- **EXERCISE**: Omitting the pictures, output all of the records precisely as written.

- **RECORDS SHOWN**:
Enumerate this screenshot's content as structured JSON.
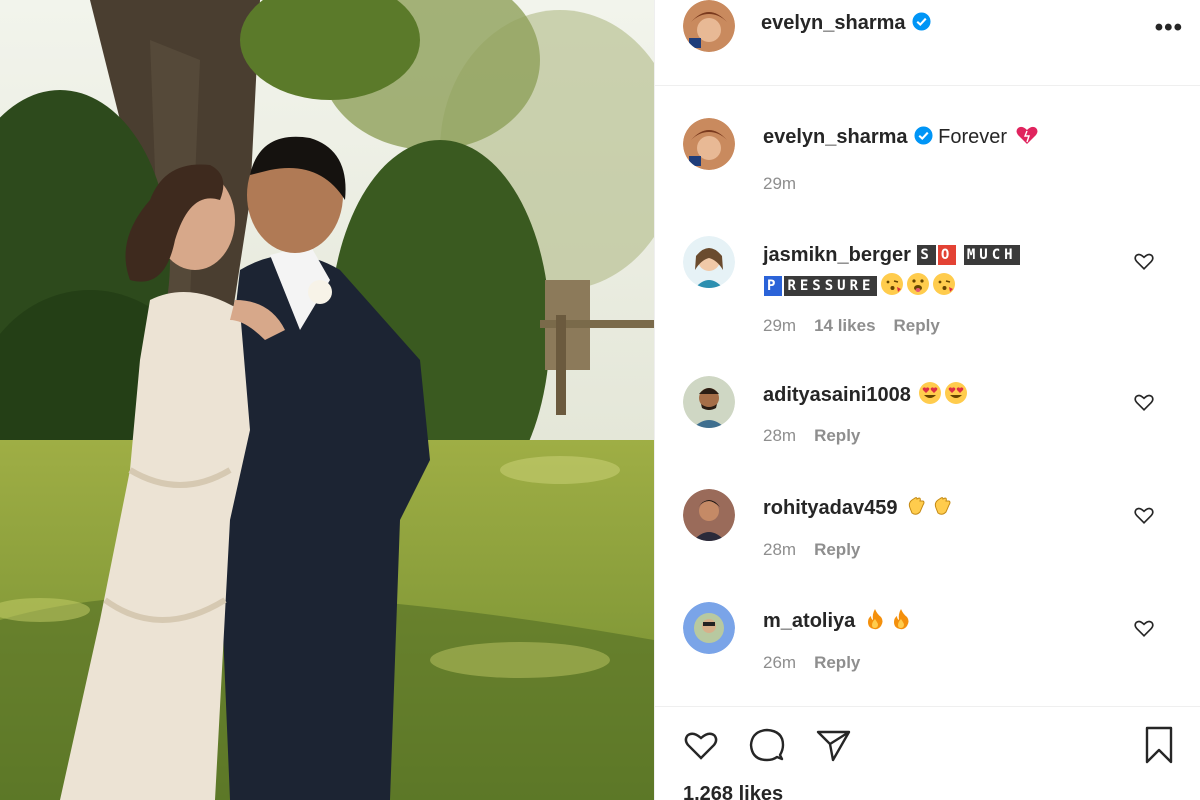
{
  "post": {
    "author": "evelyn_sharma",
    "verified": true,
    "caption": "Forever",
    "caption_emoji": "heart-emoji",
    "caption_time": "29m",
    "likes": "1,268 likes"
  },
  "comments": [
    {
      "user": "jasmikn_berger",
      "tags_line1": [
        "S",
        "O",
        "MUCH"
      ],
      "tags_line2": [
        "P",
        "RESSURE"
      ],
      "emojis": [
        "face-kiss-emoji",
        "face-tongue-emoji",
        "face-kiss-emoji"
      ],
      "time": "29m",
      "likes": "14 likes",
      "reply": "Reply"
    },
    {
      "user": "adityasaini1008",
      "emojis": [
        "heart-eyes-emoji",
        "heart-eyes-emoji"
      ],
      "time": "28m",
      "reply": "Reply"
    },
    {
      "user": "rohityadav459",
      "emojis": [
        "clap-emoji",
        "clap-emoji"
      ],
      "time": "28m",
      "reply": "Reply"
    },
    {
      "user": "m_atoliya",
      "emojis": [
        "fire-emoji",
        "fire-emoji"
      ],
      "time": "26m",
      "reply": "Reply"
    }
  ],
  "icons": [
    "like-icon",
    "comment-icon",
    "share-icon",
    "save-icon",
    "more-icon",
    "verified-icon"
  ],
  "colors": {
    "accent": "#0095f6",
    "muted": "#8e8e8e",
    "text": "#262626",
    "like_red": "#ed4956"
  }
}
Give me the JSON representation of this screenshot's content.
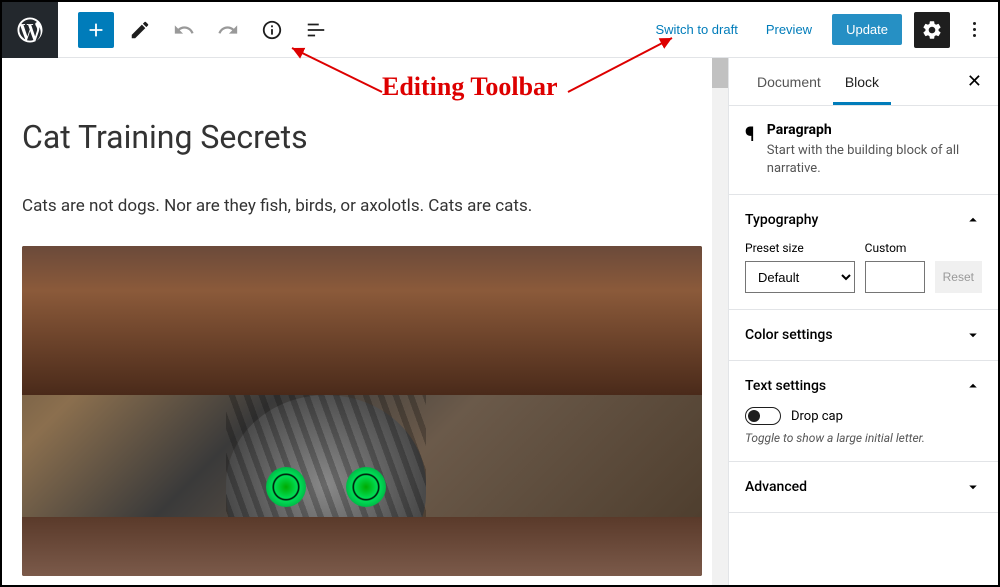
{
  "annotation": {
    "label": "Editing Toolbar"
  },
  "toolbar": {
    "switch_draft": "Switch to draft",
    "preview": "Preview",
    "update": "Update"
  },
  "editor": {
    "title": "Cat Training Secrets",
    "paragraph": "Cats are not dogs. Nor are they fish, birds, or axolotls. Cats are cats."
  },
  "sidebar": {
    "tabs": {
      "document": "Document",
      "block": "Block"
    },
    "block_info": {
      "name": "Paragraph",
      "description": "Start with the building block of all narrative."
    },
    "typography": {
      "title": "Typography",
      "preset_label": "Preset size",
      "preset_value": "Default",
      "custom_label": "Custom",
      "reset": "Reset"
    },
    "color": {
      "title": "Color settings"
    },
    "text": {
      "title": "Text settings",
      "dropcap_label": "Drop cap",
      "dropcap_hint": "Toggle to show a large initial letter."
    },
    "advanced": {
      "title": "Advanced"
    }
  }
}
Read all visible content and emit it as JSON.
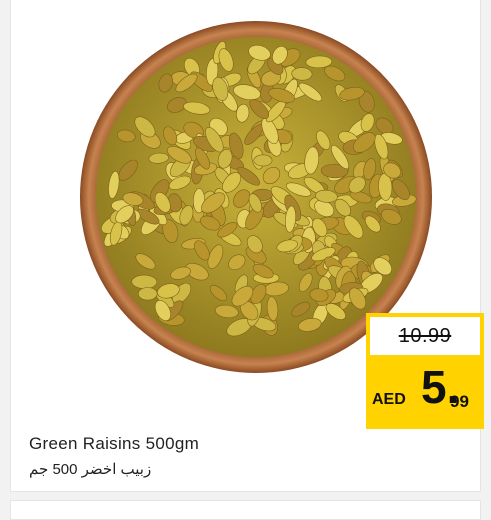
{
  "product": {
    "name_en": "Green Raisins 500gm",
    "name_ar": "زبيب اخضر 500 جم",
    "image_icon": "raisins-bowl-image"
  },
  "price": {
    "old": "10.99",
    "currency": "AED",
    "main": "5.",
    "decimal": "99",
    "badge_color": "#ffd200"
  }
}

- **RESPONSE BELOW**:
Enumerate this screenshot's content as structured JSON.
{
  "post": {
    "author": "evelyn_sharma",
    "verified": true,
    "caption": "Forever",
    "caption_emoji": "heart-emoji",
    "caption_time": "29m",
    "likes": "1,268 likes"
  },
  "comments": [
    {
      "user": "jasmikn_berger",
      "tags_line1": [
        "S",
        "O",
        "MUCH"
      ],
      "tags_line2": [
        "P",
        "RESSURE"
      ],
      "emojis": [
        "face-kiss-emoji",
        "face-tongue-emoji",
        "face-kiss-emoji"
      ],
      "time": "29m",
      "likes": "14 likes",
      "reply": "Reply"
    },
    {
      "user": "adityasaini1008",
      "emojis": [
        "heart-eyes-emoji",
        "heart-eyes-emoji"
      ],
      "time": "28m",
      "reply": "Reply"
    },
    {
      "user": "rohityadav459",
      "emojis": [
        "clap-emoji",
        "clap-emoji"
      ],
      "time": "28m",
      "reply": "Reply"
    },
    {
      "user": "m_atoliya",
      "emojis": [
        "fire-emoji",
        "fire-emoji"
      ],
      "time": "26m",
      "reply": "Reply"
    }
  ],
  "icons": [
    "like-icon",
    "comment-icon",
    "share-icon",
    "save-icon",
    "more-icon",
    "verified-icon"
  ],
  "colors": {
    "accent": "#0095f6",
    "muted": "#8e8e8e",
    "text": "#262626",
    "like_red": "#ed4956"
  }
}
Give me the JSON representation of this screenshot's content.
{
  "annotation": {
    "label": "Editing Toolbar"
  },
  "toolbar": {
    "switch_draft": "Switch to draft",
    "preview": "Preview",
    "update": "Update"
  },
  "editor": {
    "title": "Cat Training Secrets",
    "paragraph": "Cats are not dogs. Nor are they fish, birds, or axolotls. Cats are cats."
  },
  "sidebar": {
    "tabs": {
      "document": "Document",
      "block": "Block"
    },
    "block_info": {
      "name": "Paragraph",
      "description": "Start with the building block of all narrative."
    },
    "typography": {
      "title": "Typography",
      "preset_label": "Preset size",
      "preset_value": "Default",
      "custom_label": "Custom",
      "reset": "Reset"
    },
    "color": {
      "title": "Color settings"
    },
    "text": {
      "title": "Text settings",
      "dropcap_label": "Drop cap",
      "dropcap_hint": "Toggle to show a large initial letter."
    },
    "advanced": {
      "title": "Advanced"
    }
  }
}
Read all visible content and emit it as JSON.
{
  "product": {
    "name_en": "Green Raisins 500gm",
    "name_ar": "زبيب اخضر 500 جم",
    "image_icon": "raisins-bowl-image"
  },
  "price": {
    "old": "10.99",
    "currency": "AED",
    "main": "5.",
    "decimal": "99",
    "badge_color": "#ffd200"
  }
}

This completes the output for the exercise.